[Items from a dataset]
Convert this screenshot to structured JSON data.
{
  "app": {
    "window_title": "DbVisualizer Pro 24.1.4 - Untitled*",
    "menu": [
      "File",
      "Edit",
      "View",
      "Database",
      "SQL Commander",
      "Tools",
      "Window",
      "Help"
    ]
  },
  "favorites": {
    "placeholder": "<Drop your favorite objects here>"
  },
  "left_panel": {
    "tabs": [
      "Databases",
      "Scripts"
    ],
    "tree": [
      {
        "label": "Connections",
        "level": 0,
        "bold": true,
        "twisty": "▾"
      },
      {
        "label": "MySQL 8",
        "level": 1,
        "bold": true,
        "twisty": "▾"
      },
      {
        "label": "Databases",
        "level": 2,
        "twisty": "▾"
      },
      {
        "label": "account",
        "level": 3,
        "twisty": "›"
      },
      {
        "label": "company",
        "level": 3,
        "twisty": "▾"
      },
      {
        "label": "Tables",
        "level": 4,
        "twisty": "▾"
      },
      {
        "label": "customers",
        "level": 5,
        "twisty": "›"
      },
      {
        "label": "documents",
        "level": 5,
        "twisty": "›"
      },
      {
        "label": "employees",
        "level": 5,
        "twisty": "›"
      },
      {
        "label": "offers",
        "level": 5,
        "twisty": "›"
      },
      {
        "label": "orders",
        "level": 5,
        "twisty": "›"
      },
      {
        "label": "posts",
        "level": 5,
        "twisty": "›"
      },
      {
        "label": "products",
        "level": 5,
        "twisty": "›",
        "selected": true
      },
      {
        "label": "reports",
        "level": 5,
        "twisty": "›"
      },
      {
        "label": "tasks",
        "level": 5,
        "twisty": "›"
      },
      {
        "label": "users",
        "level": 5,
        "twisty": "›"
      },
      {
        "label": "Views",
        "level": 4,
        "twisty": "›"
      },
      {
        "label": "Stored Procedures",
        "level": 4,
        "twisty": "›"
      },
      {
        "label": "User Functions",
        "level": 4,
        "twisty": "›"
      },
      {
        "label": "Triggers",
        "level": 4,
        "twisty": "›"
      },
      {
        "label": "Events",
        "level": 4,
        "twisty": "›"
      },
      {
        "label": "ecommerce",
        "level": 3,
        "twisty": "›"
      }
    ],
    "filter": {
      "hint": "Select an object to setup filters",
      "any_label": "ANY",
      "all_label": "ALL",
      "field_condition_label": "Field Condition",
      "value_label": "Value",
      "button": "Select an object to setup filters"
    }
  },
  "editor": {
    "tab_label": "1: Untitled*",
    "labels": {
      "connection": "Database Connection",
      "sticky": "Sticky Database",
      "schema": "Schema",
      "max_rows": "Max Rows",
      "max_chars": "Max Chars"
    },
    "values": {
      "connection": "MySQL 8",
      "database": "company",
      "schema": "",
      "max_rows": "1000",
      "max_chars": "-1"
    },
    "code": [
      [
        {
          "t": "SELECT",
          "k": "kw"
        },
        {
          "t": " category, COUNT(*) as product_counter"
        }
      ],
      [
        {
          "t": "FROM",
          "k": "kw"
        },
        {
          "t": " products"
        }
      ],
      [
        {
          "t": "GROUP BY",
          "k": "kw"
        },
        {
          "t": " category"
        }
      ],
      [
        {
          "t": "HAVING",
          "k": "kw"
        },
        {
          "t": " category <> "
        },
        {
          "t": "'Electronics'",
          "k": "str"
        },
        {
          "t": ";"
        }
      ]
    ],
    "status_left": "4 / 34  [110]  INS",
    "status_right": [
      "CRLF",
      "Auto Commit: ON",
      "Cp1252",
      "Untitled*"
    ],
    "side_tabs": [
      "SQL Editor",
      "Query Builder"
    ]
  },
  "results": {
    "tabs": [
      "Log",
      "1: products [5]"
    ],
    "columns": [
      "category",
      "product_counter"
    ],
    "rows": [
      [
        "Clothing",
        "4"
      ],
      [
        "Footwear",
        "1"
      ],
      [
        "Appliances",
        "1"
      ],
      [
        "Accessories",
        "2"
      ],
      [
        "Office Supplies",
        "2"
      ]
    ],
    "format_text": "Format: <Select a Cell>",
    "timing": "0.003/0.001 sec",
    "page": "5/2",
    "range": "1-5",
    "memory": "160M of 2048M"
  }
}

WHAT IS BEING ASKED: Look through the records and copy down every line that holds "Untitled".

SOLUTION TO THE PROBLEM:
    "window_title": "DbVisualizer Pro 24.1.4 - Untitled*",
    "tab_label": "1: Untitled*",
      "Untitled*"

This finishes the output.